[Collected data entries]
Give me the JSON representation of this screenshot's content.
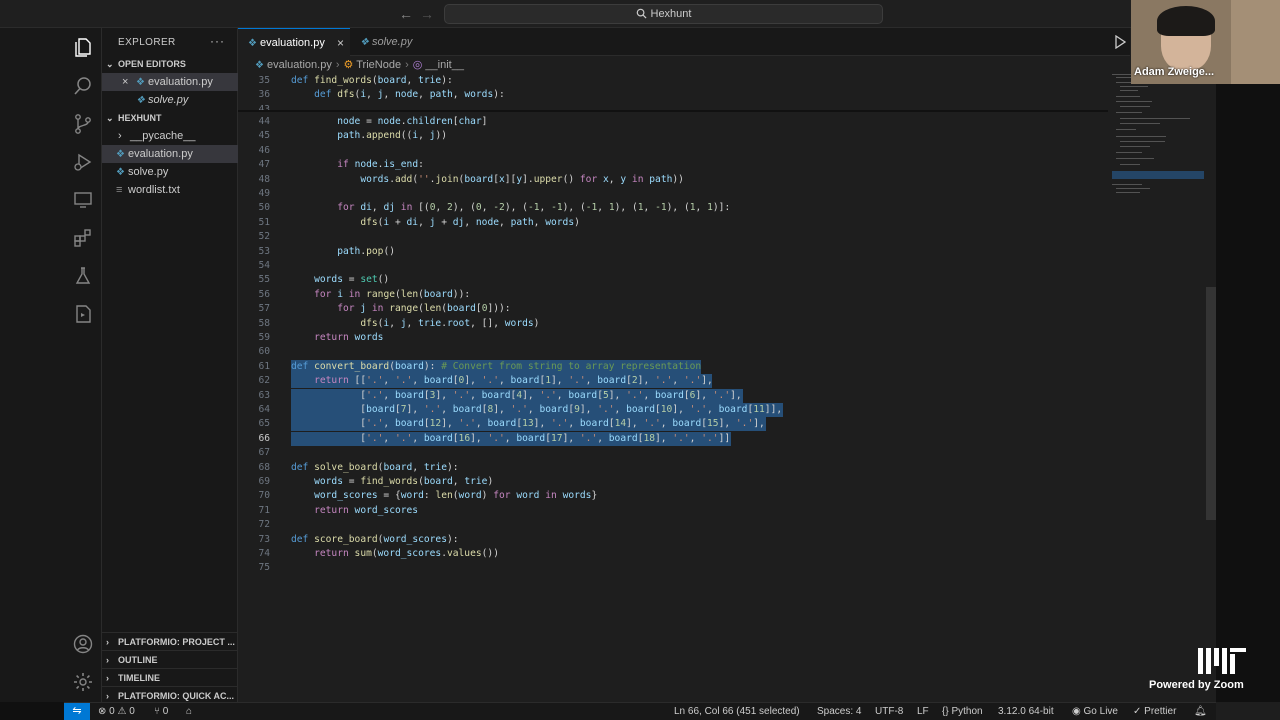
{
  "titlebar": {
    "search_label": "Hexhunt",
    "back": "←",
    "forward": "→"
  },
  "sidebar": {
    "title": "EXPLORER",
    "more": "···",
    "open_editors_header": "OPEN EDITORS",
    "open_editors": [
      {
        "label": "evaluation.py",
        "close": "×",
        "icon": "python-file-icon"
      },
      {
        "label": "solve.py",
        "icon": "python-file-icon"
      }
    ],
    "folder_header": "HEXHUNT",
    "files": [
      {
        "label": "__pycache__",
        "chevron": "›"
      },
      {
        "label": "evaluation.py"
      },
      {
        "label": "solve.py"
      },
      {
        "label": "wordlist.txt"
      }
    ],
    "bottom_sections": [
      {
        "label": "PLATFORMIO: PROJECT ..."
      },
      {
        "label": "OUTLINE"
      },
      {
        "label": "TIMELINE"
      },
      {
        "label": "PLATFORMIO: QUICK AC..."
      }
    ]
  },
  "tabs": [
    {
      "label": "evaluation.py",
      "close": "×"
    },
    {
      "label": "solve.py"
    }
  ],
  "breadcrumb": {
    "file": "evaluation.py",
    "class": "TrieNode",
    "member": "__init__"
  },
  "editor": {
    "sticky": [
      {
        "n": "35",
        "html": "<span class='kd'>def</span> <span class='fn'>find_words</span>(<span class='vr'>board</span>, <span class='vr'>trie</span>):"
      },
      {
        "n": "36",
        "html": "    <span class='kd'>def</span> <span class='fn'>dfs</span>(<span class='vr'>i</span>, <span class='vr'>j</span>, <span class='vr'>node</span>, <span class='vr'>path</span>, <span class='vr'>words</span>):"
      },
      {
        "n": "43",
        "html": ""
      }
    ],
    "lines": [
      {
        "n": "44",
        "html": "        <span class='vr'>node</span> = <span class='vr'>node</span>.<span class='vr'>children</span>[<span class='vr'>char</span>]"
      },
      {
        "n": "45",
        "html": "        <span class='vr'>path</span>.<span class='fn'>append</span>((<span class='vr'>i</span>, <span class='vr'>j</span>))"
      },
      {
        "n": "46",
        "html": ""
      },
      {
        "n": "47",
        "html": "        <span class='kw'>if</span> <span class='vr'>node</span>.<span class='vr'>is_end</span>:"
      },
      {
        "n": "48",
        "html": "            <span class='vr'>words</span>.<span class='fn'>add</span>(<span class='st'>''</span>.<span class='fn'>join</span>(<span class='vr'>board</span>[<span class='vr'>x</span>][<span class='vr'>y</span>].<span class='fn'>upper</span>() <span class='kw'>for</span> <span class='vr'>x</span>, <span class='vr'>y</span> <span class='kw'>in</span> <span class='vr'>path</span>))"
      },
      {
        "n": "49",
        "html": ""
      },
      {
        "n": "50",
        "html": "        <span class='kw'>for</span> <span class='vr'>di</span>, <span class='vr'>dj</span> <span class='kw'>in</span> [(<span class='nu'>0</span>, <span class='nu'>2</span>), (<span class='nu'>0</span>, <span class='nu'>-2</span>), (<span class='nu'>-1</span>, <span class='nu'>-1</span>), (<span class='nu'>-1</span>, <span class='nu'>1</span>), (<span class='nu'>1</span>, <span class='nu'>-1</span>), (<span class='nu'>1</span>, <span class='nu'>1</span>)]:"
      },
      {
        "n": "51",
        "html": "            <span class='fn'>dfs</span>(<span class='vr'>i</span> + <span class='vr'>di</span>, <span class='vr'>j</span> + <span class='vr'>dj</span>, <span class='vr'>node</span>, <span class='vr'>path</span>, <span class='vr'>words</span>)"
      },
      {
        "n": "52",
        "html": ""
      },
      {
        "n": "53",
        "html": "        <span class='vr'>path</span>.<span class='fn'>pop</span>()"
      },
      {
        "n": "54",
        "html": ""
      },
      {
        "n": "55",
        "html": "    <span class='vr'>words</span> = <span class='cl'>set</span>()"
      },
      {
        "n": "56",
        "html": "    <span class='kw'>for</span> <span class='vr'>i</span> <span class='kw'>in</span> <span class='fn'>range</span>(<span class='fn'>len</span>(<span class='vr'>board</span>)):"
      },
      {
        "n": "57",
        "html": "        <span class='kw'>for</span> <span class='vr'>j</span> <span class='kw'>in</span> <span class='fn'>range</span>(<span class='fn'>len</span>(<span class='vr'>board</span>[<span class='nu'>0</span>])):"
      },
      {
        "n": "58",
        "html": "            <span class='fn'>dfs</span>(<span class='vr'>i</span>, <span class='vr'>j</span>, <span class='vr'>trie</span>.<span class='vr'>root</span>, [], <span class='vr'>words</span>)"
      },
      {
        "n": "59",
        "html": "    <span class='kw'>return</span> <span class='vr'>words</span>"
      },
      {
        "n": "60",
        "html": ""
      },
      {
        "n": "61",
        "html": "<span class='kd'>def</span> <span class='fn'>convert_board</span>(<span class='vr'>board</span>): <span class='cm'># Convert from string to array representation</span>"
      },
      {
        "n": "62",
        "html": "    <span class='kw'>return</span> [[<span class='st'>'.'</span>, <span class='st'>'.'</span>, <span class='vr'>board</span>[<span class='nu'>0</span>], <span class='st'>'.'</span>, <span class='vr'>board</span>[<span class='nu'>1</span>], <span class='st'>'.'</span>, <span class='vr'>board</span>[<span class='nu'>2</span>], <span class='st'>'.'</span>, <span class='st'>'.'</span>],"
      },
      {
        "n": "63",
        "html": "            [<span class='st'>'.'</span>, <span class='vr'>board</span>[<span class='nu'>3</span>], <span class='st'>'.'</span>, <span class='vr'>board</span>[<span class='nu'>4</span>], <span class='st'>'.'</span>, <span class='vr'>board</span>[<span class='nu'>5</span>], <span class='st'>'.'</span>, <span class='vr'>board</span>[<span class='nu'>6</span>], <span class='st'>'.'</span>],"
      },
      {
        "n": "64",
        "html": "            [<span class='vr'>board</span>[<span class='nu'>7</span>], <span class='st'>'.'</span>, <span class='vr'>board</span>[<span class='nu'>8</span>], <span class='st'>'.'</span>, <span class='vr'>board</span>[<span class='nu'>9</span>], <span class='st'>'.'</span>, <span class='vr'>board</span>[<span class='nu'>10</span>], <span class='st'>'.'</span>, <span class='vr'>board</span>[<span class='nu'>11</span>]],"
      },
      {
        "n": "65",
        "html": "            [<span class='st'>'.'</span>, <span class='vr'>board</span>[<span class='nu'>12</span>], <span class='st'>'.'</span>, <span class='vr'>board</span>[<span class='nu'>13</span>], <span class='st'>'.'</span>, <span class='vr'>board</span>[<span class='nu'>14</span>], <span class='st'>'.'</span>, <span class='vr'>board</span>[<span class='nu'>15</span>], <span class='st'>'.'</span>],"
      },
      {
        "n": "66",
        "html": "            [<span class='st'>'.'</span>, <span class='st'>'.'</span>, <span class='vr'>board</span>[<span class='nu'>16</span>], <span class='st'>'.'</span>, <span class='vr'>board</span>[<span class='nu'>17</span>], <span class='st'>'.'</span>, <span class='vr'>board</span>[<span class='nu'>18</span>], <span class='st'>'.'</span>, <span class='st'>'.'</span>]]"
      },
      {
        "n": "67",
        "html": ""
      },
      {
        "n": "68",
        "html": "<span class='kd'>def</span> <span class='fn'>solve_board</span>(<span class='vr'>board</span>, <span class='vr'>trie</span>):"
      },
      {
        "n": "69",
        "html": "    <span class='vr'>words</span> = <span class='fn'>find_words</span>(<span class='vr'>board</span>, <span class='vr'>trie</span>)"
      },
      {
        "n": "70",
        "html": "    <span class='vr'>word_scores</span> = {<span class='vr'>word</span>: <span class='fn'>len</span>(<span class='vr'>word</span>) <span class='kw'>for</span> <span class='vr'>word</span> <span class='kw'>in</span> <span class='vr'>words</span>}"
      },
      {
        "n": "71",
        "html": "    <span class='kw'>return</span> <span class='vr'>word_scores</span>"
      },
      {
        "n": "72",
        "html": ""
      },
      {
        "n": "73",
        "html": "<span class='kd'>def</span> <span class='fn'>score_board</span>(<span class='vr'>word_scores</span>):"
      },
      {
        "n": "74",
        "html": "    <span class='kw'>return</span> <span class='fn'>sum</span>(<span class='vr'>word_scores</span>.<span class='fn'>values</span>())"
      },
      {
        "n": "75",
        "html": ""
      }
    ],
    "selected_lines": [
      "61",
      "62",
      "63",
      "64",
      "65",
      "66"
    ],
    "current_line": "66"
  },
  "zoom": {
    "participant": "Adam Zweige...",
    "powered": "Powered by Zoom"
  },
  "statusbar": {
    "errors": "0",
    "warnings": "0",
    "ports": "0",
    "cursor": "Ln 66, Col 66 (451 selected)",
    "spaces": "Spaces: 4",
    "encoding": "UTF-8",
    "eol": "LF",
    "language": "Python",
    "interpreter": "3.12.0 64-bit",
    "golive": "Go Live",
    "prettier": "Prettier"
  },
  "colors": {
    "accent": "#0078d4",
    "selection": "#264f78",
    "python": "#519aba"
  }
}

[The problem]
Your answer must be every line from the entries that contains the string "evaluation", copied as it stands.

[Result below]
        "label": "evaluation.py",
        "label": "evaluation.py"
      "label": "evaluation.py",
    "file": "evaluation.py",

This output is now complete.